All messages are less than one minute long. The recordings are made in two local languages, so that each farmer receives the message in a language they understand. The messages are usually focused on agronomic information, but they have also recently included information on precautions to take during the COVID-19 pandemic.
Messages are sent on the same day each week, so that farmers know that they should have their phone charged and switched on. Faranaya has found that the best time to send the messages is in the evening, so the process of sending the messages begins at 7pm. (However, it takes several hours for the system to call all of the farmers in the database with the messages.)
Faranaya pays a wholesale price of under $0.03 per minute for these calls, so each message costs less than $390 to reach 13,000 farmers. The service provider, a Ghanaian company called mNotifier, provides a dashboard to review the reach of the communications campaign. The messages usually reach around 80–90% of farmers in the database.
Recognising that messages sent in this way are more likely to reach male farmers, Faranaya is working to set up a credit scheme to make mobile phones available to more women.
If significant numbers of farmers have smartphones there are more options, such as using WhatsApp groups to send videos or share links to video resources.
There are two versions of WhatsApp. With the standard version, you can set up WhatsApp groups that will enable farmers to chat with each other, but the maximum group size is limited. WhatsApp Business allows you to send messages to farmers and for them to respond to you, but they cannot see information about or interact with the other farmers.
Apart from text and voice messages, WhatsApp can also be used to distribute videos – such as videos on farming practices that you have made or that are available from Access Agriculture. Make sure that any videos sent by WhatsApp are compressed to as small a file size as possible, so that recipients do not have to use a lot of data to download and view the video. A second option is to send links to videos hosted on YouTube or a similar site. However, you may find that farmers are reluctant to follow links. In Ghana, CABI found that few farmers followed links to view videos – but when they followed up with an automated voice message encouraging people to tap on the link, the number of viewings increased tenfold.
AgDevCo is grateful to Solomon Atigah of the Faranaya Agri-Business Centre, Avelino Lopes of SAN-JFS and CABI – Africa Soil Health Consortium for generously sharing their experience and expertise, as well as to Keith Sones for review and editing.
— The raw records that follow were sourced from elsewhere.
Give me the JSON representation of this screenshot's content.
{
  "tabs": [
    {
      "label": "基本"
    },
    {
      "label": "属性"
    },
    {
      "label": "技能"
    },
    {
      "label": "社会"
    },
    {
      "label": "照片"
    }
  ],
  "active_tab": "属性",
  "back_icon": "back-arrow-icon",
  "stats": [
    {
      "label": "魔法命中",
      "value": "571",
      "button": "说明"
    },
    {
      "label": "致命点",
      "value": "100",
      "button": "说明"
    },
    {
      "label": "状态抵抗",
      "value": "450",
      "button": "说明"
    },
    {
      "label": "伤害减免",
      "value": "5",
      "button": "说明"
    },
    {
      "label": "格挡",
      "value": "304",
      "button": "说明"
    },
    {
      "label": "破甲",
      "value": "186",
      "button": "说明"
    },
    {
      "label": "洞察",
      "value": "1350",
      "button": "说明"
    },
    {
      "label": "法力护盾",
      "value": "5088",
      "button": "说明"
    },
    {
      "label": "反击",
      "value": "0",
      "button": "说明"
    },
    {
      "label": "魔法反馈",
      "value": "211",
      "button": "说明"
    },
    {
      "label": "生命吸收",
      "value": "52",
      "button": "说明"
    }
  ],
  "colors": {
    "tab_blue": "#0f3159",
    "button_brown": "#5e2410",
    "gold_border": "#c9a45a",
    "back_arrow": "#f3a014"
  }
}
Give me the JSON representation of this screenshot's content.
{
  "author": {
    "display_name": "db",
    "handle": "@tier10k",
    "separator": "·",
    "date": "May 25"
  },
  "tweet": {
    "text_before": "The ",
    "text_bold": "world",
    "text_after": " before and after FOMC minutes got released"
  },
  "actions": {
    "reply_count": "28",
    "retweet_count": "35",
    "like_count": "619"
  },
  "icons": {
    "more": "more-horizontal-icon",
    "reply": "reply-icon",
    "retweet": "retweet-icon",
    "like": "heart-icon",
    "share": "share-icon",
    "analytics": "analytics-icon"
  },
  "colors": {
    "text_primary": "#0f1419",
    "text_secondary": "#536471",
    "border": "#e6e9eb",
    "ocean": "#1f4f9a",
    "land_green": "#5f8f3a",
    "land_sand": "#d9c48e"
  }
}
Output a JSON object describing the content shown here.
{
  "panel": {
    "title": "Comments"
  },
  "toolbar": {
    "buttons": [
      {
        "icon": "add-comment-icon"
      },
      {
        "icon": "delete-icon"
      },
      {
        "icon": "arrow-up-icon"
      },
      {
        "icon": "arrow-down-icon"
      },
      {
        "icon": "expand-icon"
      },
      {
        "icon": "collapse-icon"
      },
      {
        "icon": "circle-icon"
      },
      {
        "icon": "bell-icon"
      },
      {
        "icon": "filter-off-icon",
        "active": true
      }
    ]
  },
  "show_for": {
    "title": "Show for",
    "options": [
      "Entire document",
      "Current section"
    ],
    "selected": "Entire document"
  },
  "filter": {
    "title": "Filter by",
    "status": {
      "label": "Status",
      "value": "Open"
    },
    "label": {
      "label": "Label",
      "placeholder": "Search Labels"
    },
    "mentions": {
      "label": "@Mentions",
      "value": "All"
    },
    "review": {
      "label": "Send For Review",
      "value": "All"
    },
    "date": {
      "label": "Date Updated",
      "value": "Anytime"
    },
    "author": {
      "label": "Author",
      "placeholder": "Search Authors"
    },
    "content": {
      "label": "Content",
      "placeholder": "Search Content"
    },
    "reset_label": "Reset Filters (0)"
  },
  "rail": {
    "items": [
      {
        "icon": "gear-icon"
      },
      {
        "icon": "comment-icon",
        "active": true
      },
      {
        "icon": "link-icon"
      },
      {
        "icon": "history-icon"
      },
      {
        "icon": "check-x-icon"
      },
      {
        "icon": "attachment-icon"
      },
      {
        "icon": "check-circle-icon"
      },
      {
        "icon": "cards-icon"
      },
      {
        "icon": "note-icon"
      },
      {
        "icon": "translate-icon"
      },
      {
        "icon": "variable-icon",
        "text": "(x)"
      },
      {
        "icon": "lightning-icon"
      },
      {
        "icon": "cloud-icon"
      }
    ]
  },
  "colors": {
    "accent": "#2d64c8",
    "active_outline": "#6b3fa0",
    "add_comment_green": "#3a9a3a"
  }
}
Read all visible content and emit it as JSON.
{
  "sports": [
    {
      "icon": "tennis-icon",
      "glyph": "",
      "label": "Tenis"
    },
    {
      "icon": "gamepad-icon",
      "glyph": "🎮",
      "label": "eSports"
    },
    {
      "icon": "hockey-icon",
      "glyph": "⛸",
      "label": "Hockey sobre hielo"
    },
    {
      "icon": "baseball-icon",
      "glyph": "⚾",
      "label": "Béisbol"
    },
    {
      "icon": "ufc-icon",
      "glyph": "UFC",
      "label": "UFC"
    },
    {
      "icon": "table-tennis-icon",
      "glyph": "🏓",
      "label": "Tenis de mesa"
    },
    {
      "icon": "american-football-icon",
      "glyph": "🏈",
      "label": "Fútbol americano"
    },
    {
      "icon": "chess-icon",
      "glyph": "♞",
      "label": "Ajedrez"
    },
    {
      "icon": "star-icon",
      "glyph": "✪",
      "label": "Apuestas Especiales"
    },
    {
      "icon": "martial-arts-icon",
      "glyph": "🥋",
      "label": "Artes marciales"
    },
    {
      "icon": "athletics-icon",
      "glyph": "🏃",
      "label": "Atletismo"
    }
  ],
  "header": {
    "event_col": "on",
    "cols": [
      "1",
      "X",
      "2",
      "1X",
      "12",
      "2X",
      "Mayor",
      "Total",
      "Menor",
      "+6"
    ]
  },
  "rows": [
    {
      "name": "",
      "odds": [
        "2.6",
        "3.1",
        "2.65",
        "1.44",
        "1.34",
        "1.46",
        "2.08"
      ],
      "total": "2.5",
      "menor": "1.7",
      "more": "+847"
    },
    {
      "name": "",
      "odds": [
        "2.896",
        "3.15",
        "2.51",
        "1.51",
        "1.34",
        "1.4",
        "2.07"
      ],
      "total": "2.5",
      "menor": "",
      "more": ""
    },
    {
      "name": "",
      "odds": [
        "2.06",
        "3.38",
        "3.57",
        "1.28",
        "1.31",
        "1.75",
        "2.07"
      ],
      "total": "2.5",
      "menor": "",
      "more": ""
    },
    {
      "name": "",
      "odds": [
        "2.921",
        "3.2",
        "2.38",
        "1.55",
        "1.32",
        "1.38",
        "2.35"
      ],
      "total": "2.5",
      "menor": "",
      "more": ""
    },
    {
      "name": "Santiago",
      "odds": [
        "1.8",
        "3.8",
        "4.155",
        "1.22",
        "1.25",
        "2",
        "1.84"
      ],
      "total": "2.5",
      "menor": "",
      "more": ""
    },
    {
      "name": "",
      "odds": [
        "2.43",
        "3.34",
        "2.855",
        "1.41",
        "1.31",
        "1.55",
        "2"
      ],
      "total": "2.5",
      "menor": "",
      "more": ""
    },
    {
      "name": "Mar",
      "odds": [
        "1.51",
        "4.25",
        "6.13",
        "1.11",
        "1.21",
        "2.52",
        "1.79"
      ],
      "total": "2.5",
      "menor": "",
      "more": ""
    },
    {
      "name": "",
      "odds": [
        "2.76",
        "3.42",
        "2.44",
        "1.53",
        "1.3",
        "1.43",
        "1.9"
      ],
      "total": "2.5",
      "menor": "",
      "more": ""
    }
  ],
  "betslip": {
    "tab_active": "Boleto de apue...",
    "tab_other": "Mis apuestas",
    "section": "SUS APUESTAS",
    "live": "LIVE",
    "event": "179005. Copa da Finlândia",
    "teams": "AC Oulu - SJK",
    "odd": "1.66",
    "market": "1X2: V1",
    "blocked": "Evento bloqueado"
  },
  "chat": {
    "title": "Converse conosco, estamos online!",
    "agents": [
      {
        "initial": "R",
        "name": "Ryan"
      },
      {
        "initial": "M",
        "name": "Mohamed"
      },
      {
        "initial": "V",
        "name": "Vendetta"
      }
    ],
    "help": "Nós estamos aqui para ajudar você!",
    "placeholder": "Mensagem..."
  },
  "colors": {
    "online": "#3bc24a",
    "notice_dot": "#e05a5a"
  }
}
AgDevCo’s Smallholder Development Unit is supported by the Mastercard Foundation and UK aid.